Medina Journal-Register — In 1972 George Carlin listed his famous - or infamous, depending on your point of vdiew - seven dirty words that, at the time, could not be said on TV.
Of course, fast forward 40 years and now all you need to do is watch some of the most critically acclaimed shows of the past few years and you can hear them frequently. I’ve seen many of them and while the use of the words on Carlin’s list is not always necessary, if used properly they can add a bit of humor.
I’m not listing the words here. I enjoy being employed.
No, I’m going to instead wonder whether the use of those words, combined with an increasingly voyeuristic society (Reality shows anyone?) and the cultivation of a society that communicates via Twitter has led to the list no longer being applicable.
I bring this up because twice in the past six weeks I’ve attended Orleans County Legislature meetings when a certain word has been used out of context. I must stress, this word was used by citizens in open forum and not legislators.
Both times, I honestly was shocked. Maybe it was my upbringing, maybe it’s chivalry of some sort, or maybe it’s the fact that I have a daughter (and one on the way). I don’t know.
That being said, sitting in a public meeting and hearing a citizen voice concern over rising taxes or the sale of the nursing home, and likening either situation to rape - yes, that was the word used - in any way is disheartening.
Have we really fallen so far as a society that one of the most despicable crimes a person can commit is now the go-to analogy for people to use when voicing concern over certain aspects of government administration? Can no other words be used? Sure, none conjure the horrifying image of the one in question, but other terms can still work. Ripped off. Violation of trust. Heck, even screw would be better.
Sure, if you want you can watch an episode of Law and Order: SVU and see fictionalized accounts or “ripped-from-the-headlines” type of stories involving the crime mentioned. Other shows on multiple networks use it as a plot device, and it can be argued it’s used too often, but that’s a different argument.
No, the point here is that in a public forum I think it can be expected to have people in attendance exhibit some sense of decorum. And if that doesn’t happen, perhaps some remorse would be appreciated.
When I first started out as a full-time reporter in the Southern Tier almost 12 years ago I was at a meeting during which residents expressed their displeasure with a recent reassessment. One outspoken resident got quite animated and accused the town board in question of simply raising local values to make more money. The town supervisor had enough and told the person, “Sir, we do not rape you on your taxes.”

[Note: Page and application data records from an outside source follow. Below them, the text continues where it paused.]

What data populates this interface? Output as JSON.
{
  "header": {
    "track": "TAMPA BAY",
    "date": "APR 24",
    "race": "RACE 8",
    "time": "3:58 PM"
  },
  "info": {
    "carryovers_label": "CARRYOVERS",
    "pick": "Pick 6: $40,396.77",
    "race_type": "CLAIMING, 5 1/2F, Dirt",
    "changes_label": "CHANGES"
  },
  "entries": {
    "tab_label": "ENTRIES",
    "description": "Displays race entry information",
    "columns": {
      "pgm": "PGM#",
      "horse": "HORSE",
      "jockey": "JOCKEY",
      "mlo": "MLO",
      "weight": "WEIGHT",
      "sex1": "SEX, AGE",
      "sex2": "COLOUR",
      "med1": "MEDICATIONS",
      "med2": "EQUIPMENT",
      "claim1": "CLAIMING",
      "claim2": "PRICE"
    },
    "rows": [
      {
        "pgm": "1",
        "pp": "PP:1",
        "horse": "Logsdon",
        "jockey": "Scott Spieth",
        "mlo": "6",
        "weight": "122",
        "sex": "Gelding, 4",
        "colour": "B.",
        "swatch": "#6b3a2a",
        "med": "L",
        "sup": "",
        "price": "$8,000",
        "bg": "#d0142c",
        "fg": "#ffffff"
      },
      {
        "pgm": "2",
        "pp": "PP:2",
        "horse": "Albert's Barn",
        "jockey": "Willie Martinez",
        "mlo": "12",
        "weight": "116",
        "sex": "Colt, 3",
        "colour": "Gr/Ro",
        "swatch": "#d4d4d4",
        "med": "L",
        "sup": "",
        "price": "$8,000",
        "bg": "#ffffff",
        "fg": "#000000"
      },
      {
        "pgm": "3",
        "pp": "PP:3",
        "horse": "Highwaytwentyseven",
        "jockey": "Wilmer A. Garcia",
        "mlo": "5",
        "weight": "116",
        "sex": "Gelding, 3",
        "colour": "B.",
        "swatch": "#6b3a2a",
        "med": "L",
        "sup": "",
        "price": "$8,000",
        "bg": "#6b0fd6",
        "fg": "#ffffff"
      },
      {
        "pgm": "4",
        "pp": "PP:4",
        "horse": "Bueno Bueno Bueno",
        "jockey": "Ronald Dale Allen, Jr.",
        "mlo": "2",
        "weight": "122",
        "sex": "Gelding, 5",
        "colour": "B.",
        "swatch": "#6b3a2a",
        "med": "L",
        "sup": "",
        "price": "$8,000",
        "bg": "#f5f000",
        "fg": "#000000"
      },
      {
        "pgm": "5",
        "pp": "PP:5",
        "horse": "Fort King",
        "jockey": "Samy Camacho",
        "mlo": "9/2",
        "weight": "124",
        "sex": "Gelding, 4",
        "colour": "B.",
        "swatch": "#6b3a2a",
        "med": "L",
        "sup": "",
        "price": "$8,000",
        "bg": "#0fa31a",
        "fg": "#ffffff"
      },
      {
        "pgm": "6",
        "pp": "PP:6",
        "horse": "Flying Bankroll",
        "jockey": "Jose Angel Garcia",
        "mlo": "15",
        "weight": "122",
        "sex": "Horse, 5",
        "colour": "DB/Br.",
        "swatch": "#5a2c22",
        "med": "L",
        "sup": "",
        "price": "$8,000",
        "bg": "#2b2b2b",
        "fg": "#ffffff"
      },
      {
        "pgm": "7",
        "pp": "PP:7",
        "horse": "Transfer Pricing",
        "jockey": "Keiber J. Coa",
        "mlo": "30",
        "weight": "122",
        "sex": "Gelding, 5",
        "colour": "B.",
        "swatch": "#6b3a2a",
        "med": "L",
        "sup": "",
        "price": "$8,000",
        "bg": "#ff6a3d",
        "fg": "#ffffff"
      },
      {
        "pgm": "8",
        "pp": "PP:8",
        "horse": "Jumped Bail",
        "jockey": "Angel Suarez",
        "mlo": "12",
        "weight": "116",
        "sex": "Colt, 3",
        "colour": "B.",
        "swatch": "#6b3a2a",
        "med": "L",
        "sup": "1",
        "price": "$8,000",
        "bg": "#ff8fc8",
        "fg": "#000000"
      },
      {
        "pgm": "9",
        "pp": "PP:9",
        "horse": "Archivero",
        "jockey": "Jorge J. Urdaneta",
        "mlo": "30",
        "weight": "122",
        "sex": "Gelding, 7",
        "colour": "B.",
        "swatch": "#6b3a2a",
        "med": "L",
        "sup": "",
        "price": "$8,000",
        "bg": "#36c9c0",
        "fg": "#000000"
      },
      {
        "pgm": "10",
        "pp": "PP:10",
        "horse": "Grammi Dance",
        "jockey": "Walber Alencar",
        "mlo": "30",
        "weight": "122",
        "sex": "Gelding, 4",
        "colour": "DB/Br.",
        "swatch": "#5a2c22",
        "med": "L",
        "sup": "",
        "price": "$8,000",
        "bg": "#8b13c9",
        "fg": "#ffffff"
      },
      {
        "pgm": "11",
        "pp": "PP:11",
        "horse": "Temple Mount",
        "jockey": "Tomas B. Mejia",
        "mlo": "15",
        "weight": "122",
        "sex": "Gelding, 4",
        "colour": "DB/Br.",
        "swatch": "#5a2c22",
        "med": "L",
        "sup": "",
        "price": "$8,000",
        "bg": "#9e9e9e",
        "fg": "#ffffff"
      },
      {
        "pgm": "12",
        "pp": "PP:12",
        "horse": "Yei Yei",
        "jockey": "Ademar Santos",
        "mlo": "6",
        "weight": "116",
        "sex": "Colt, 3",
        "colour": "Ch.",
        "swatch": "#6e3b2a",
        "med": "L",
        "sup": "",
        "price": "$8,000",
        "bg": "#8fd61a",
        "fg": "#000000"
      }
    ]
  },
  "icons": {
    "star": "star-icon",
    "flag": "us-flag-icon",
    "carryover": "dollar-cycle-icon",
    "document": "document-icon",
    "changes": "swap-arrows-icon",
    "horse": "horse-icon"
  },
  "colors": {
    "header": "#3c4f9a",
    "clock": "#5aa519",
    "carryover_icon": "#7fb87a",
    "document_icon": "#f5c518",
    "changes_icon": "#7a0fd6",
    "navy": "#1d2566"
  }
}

I was still very new and, honestly, I didn’t feel comfortable using the word. I also knew that the quote needed to be in the story. It was, but I used parentheses to turn the word to “cheat.”
The next day I actually was set to meet the supervisor for a different story. His first words to me were about how I censored him. I apologized profusely, but he said it wasn’t necessary. He realized he messed up, and he was glad I hadn’t embarrassed him in print for a temporary lapse in judgement.
There was genuine remorse in his voice.
However, the voices of the citizens at the meetings I’ve attended, and yes, even the shows I choose to watch, at least in my opinion, just seem to fall back on the word like a punchline.
You’ll have to forgive me, but I don’t get it. Maybe I shouldn’t be so offended or upset or whatever word you want to use. But then again, maybe someone smarter than I can try to draw a parallel between the lack of sensitivity about the subject and the fact that the crime itself too often goes unreported.
There are a lot of ways to voice displeasure with government. And in public there have to be better ways.
At least I hope so.Howard Balaban is not easily offended. If his being offended offends you, email him at firstname.lastname@example.org.